The portion of the EM spectrum used for radio runs between 3 kilohertz (KHz) on the low end up to 100 gigahertz (GHz) on the upper end. The lowest frequency — very low frequency or VLF — is used for maritime navigation signals, and the familiar FM, which stands for frequency modulation, radio signals fall between 88 to 108 megahertz (MHz) — numbers you’d recognize from your car radio.
Today’s satellites mostly operate in radio bands between 30 MHz and 40 GHz, and different sections of that “bandwidth” have been grouped like this:
VHF (30-300 MHz)
Very High Frequency is often used for TT&C since it can reliably transmit over long distances.
UHF (300 MHZ - 3 GHz)
Often used for military and maritime applications, can also be used for TT&C and a variety of Earth observation, weather and navigation applications.
L-band (1-2 GHz)
The “slow and steady” highly reliable band that’s often used for text and small-data message transfer for asset tracking and other situational awareness applications.
S-band (2-4 GHz)
Often used for weather radar, ship radar and some communications satellites. This is the band used by NASA for communicating with the Space Shuttle and the International Space Station.
C-band (4-8 GHz)
A relatively low-frequency band often used for broadcast TV downlinks.

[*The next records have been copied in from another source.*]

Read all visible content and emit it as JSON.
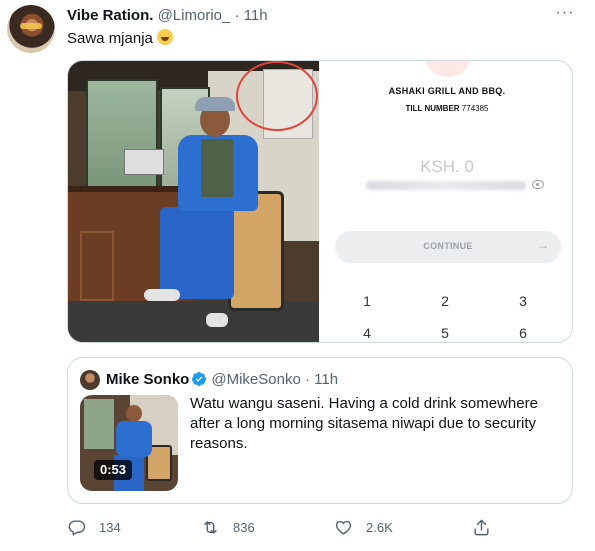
{
  "tweet": {
    "author_name": "Vibe Ration.",
    "handle": "@Limorio_",
    "separator": "·",
    "time": "11h",
    "more_label": "···",
    "text": "Sawa mjanja",
    "emoji": "face-with-tears-of-joy"
  },
  "payment_screen": {
    "merchant": "ASHAKI GRILL AND BBQ.",
    "till_label": "TILL NUMBER",
    "till_number": "774385",
    "amount": "KSH. 0",
    "continue_label": "CONTINUE",
    "continue_arrow": "→",
    "keypad": [
      "1",
      "2",
      "3",
      "4",
      "5",
      "6"
    ]
  },
  "quote": {
    "author_name": "Mike Sonko",
    "handle": "@MikeSonko",
    "separator": "·",
    "time": "11h",
    "verified": true,
    "video_duration": "0:53",
    "text": "Watu wangu saseni. Having a cold drink somewhere after a long morning sitasema niwapi due to security reasons."
  },
  "actions": {
    "replies": "134",
    "retweets": "836",
    "likes": "2.6K",
    "share_icon": "share-icon"
  },
  "colors": {
    "secondary_text": "#536471",
    "verified_blue": "#1d9bf0",
    "border": "#cfd9de",
    "highlight_circle": "#e0453a"
  }
}
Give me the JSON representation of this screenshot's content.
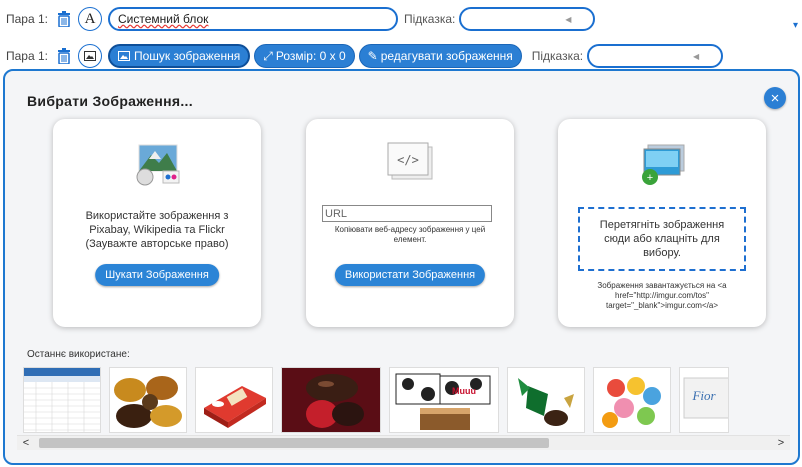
{
  "row1": {
    "label": "Пара 1:",
    "text_mode_icon": "letter-a-icon",
    "text_value": "Системний блок",
    "hint_label": "Підказка:",
    "hint_value": ""
  },
  "row2": {
    "label": "Пара 1:",
    "search_image_button": "Пошук зображення",
    "size_button": "Розмір: 0 х 0",
    "edit_image_button": "редагувати зображення",
    "hint_label": "Підказка:",
    "hint_value": ""
  },
  "modal": {
    "title": "Вибрати Зображення...",
    "close_label": "×",
    "search_card": {
      "text_line1": "Використайте зображення з",
      "text_line2": "Pixabay, Wikipedia та Flickr",
      "text_line3": "(Зауважте авторське право)",
      "button": "Шукати Зображення"
    },
    "url_card": {
      "input_placeholder": "URL",
      "note_line1": "Копіювати веб-адресу зображення у цей",
      "note_line2": "елемент.",
      "button": "Використати Зображення"
    },
    "upload_card": {
      "drop_text": "Перетягніть зображення сюди або клацніть для вибору.",
      "note_line1": "Зображення завантажується на <a",
      "note_line2": "href=\"http://imgur.com/tos\"",
      "note_line3": "target=\"_blank\">imgur.com</a>"
    },
    "recent_label": "Останнє використане:",
    "thumbnails": [
      "spreadsheet",
      "chocolate-candies",
      "candy-box",
      "chocolate-truffles",
      "milka-cow-candies",
      "green-wrapped-candy",
      "colorful-candies",
      "fiori-wrapper"
    ]
  },
  "colors": {
    "accent": "#2b7fd4",
    "modal_border": "#1e78d0",
    "modal_bg": "#f4f5f7"
  }
}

X-band (8-12 GHz)
Mostly used in military applications, X-band is also used for law enforcement speed detection as well as weather monitoring and air traffic control.
Ku-band (12-18 GHz)
This higher-frequency band is used widely in satellite communications, particularly satellite TV and mobile applications such as in-flight connectivity.
K-band (18-26 GHz)
The K-band portion of the radio spectrum is used in a number of satellite and terrestrial communications.
Ka-band (26-40 GHz)
As the numbers show, the Ka-band is a wide part of the higher-frequency satellite spectrum. Many geostationary satellites operate in the Ka-band, and the higher frequency allows for greater ability to move data.
Even higher bands: Q, V, W (36-100 GHz)
While less often used, satellite operators are always looking at areas of the EM spectrum that are “less crowded,” as these bands are. The advantage of using them is high frequency and greater availability, but the challenge is that they require more complex and expensive equipment.